Summer is almost over and your kids are going to school very soon. Some of them are excited but what if yours is just worried? Many children love seeing friends and doing back-to-school preparations. But others have no idea how to cope with anxiety.
Feeling anxious is fine and it is an inevitable part of life. Changes can be scary but it’s important that parents know how to help a child with bigger problems, such as stress or depression.
Why Your Child Is Anxious
Many children worry about new teachers, new classmates, etc. Others afraid they won’t get good grades, won’t find friends or won’t be accepted. Some minor things can be huge for teens and kids. One of the most important things you can do is listen. Show empathy and your child will feel validated. Sometimes, it’s all that a child needs.
School can make children moody. These emotions appear because children have to forget about relaxed summer days and get back to a strict academic schedule. The first weeks of school are often the hardest. You can get a calendar and record all important dates, times and events, such as conferences, appointments, etc. Students should write in exam days, due dates and big games. This calendar will help your family stay organized.
How You Can Help
Parents can avoid chaos by following the schedule. Discuss how your children will manage their homework, what school activities are coming and how much free time children will have. Many children want to do everything at once, which causes struggles and anxiety. Some students disengage often, which makes them unmotivated.
Be realistic about the grades of your child and encourage them to participate in school activities, making sure your child isn’t overwhelmed and have work-life balance. You can also enhance your child’s mood by doing back-to-school shopping together. Most kids love buying new things so buy something that will brighten their day in addition to standard school supplies and clothes. They will help when your unmotivated child will have to do homework.
As a rule of thumb, most kids are ready to return to the school schedule. For some, however, fear is normal and it will disappear. If your child is losing sleep or very irritable, you can contact a school counselor and ask for their support. Schools can refer you to a qualified professional who will prevent a future crisis.

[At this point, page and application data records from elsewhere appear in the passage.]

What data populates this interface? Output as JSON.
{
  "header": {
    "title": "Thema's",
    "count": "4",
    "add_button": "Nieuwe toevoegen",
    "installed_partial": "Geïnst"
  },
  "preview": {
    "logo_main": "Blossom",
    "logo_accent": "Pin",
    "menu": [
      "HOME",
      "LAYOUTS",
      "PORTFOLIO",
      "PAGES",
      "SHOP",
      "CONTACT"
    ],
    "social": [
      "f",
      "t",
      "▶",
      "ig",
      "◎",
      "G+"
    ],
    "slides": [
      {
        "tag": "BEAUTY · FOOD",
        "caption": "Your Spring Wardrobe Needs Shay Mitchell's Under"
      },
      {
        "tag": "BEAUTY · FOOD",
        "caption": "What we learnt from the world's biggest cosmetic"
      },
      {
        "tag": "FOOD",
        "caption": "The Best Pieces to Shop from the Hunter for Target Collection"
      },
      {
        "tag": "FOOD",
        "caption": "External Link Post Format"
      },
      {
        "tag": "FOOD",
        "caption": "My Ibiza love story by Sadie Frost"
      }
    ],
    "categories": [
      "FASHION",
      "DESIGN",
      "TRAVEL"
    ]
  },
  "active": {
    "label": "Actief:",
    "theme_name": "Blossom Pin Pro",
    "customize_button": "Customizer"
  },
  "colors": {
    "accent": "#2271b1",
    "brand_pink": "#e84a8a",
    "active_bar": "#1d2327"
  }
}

The beginning of the school year is always the most challenging. But a positive start will help children succeed, and their performance will be higher if they don’t feel anxious at the beginning. Even if your child is stressed, parents can encourage positive thinking. Most issues will disappear with time, and most kids are stronger than their parents think.